Self-care: is more than just bubble baths and manicures, although though these can be good too. It is anything that helps us to feel restored rather than taking from us. What makes one person feel “refueled” will be different for another. For some having the house tidy is really important and they prioritise this. For others it’s having time to be creative and paint, it really is different for everyone.
It is so important not to neglect the basics. Sleep, eating well, exercise and having regular health checks are often overlooked when it comes to self-care. One of the best ways that we can care about ourselves mentally is to learn to say “no”. We need to recognise what are our boundaries that keep us feeling like we are coping well and stick to that. This might mean not answering the phone during dinner, not emailing between certain times of the day, saying no to extra commitments. You could be someone who recharges by going out with your friends. If you feel “human” again after a night out with your friends, then this your clue that you need to make time for this. Learning to relax and calm ourselves will benefit every aspect of our lives. You could do this by doing a few minutes of slow controlled breathing, it could be having a gratitude journal to help you to reflect on the positives in your life or it could be getting up before anyone else to have that time of peace and quiet.

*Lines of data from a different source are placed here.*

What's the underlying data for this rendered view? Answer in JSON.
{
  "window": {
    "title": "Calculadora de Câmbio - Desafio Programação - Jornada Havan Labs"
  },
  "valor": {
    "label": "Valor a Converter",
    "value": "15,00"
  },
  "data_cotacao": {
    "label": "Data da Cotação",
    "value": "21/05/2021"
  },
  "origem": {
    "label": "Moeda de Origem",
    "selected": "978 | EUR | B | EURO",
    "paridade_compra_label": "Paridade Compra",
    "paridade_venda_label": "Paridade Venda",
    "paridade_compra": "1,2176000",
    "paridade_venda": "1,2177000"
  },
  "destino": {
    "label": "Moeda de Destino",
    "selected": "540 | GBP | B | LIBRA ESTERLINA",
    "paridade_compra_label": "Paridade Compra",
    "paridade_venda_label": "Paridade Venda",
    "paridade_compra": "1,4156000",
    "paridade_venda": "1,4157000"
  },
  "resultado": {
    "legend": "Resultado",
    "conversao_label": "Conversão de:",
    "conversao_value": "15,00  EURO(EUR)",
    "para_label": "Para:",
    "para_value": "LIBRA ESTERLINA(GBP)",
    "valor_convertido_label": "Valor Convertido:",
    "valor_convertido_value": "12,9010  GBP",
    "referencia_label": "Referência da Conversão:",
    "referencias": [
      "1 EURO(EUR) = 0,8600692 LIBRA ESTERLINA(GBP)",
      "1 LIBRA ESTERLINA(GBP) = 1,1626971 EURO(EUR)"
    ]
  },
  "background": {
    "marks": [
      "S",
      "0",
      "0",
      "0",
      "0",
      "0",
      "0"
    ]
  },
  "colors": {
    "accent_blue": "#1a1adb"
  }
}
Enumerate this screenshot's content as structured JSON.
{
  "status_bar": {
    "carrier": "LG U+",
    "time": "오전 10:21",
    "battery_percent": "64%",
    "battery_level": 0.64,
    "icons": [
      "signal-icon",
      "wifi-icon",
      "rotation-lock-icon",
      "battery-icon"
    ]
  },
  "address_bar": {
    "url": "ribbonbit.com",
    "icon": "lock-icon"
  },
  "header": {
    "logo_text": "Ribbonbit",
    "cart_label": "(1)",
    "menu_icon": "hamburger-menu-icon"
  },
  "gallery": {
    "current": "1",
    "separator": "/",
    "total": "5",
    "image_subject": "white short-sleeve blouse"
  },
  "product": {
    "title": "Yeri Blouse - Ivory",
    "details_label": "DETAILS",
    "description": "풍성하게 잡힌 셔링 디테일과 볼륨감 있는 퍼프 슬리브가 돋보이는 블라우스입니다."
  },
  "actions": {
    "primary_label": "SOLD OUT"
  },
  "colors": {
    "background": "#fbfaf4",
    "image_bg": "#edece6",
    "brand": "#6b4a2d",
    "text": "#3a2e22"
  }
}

Restore focus: Often it isn’t what we are doing that causes burnout, it is just the constant drudgery of it that seems to suck the life out of us. Sometimes if we take some time to sit back and think about why we are doing what we are doing, it can help us find the motivation we had lost. Constant parenting managing emotional outbursts, teaching and guiding is exhausting. But when we realise that our goal is to raise emotionally stable people, we start to see the purpose of it all again. If work or other commitments have sent you on the road to burnout, work out why you are doing them. Do you still have the same goals and values? Can you change things so that you have more purpose in what you are doing?
Find a Passion: When you are burned out, you need to reignite the fire somehow. This doesn’t mean a new job necessarily, it might be finding a new hobby or interest. What do you love and how can you do it more? If you are burned out you will probably have limited motivation for even this, but you know yourself. Do what you know you have always loved and wait and see if this will restore you to who you know you really are.
Burnout can create a downward spiral. If we are stressed and overwhelmed we can't be empathetic and patient parents. This can then cause us to feel guilty and down we go. Taking care of ourselves helps us to be the best parent that we can be. On top of this we will be teaching our kids the importance of self-care and gives them coping strategies for life.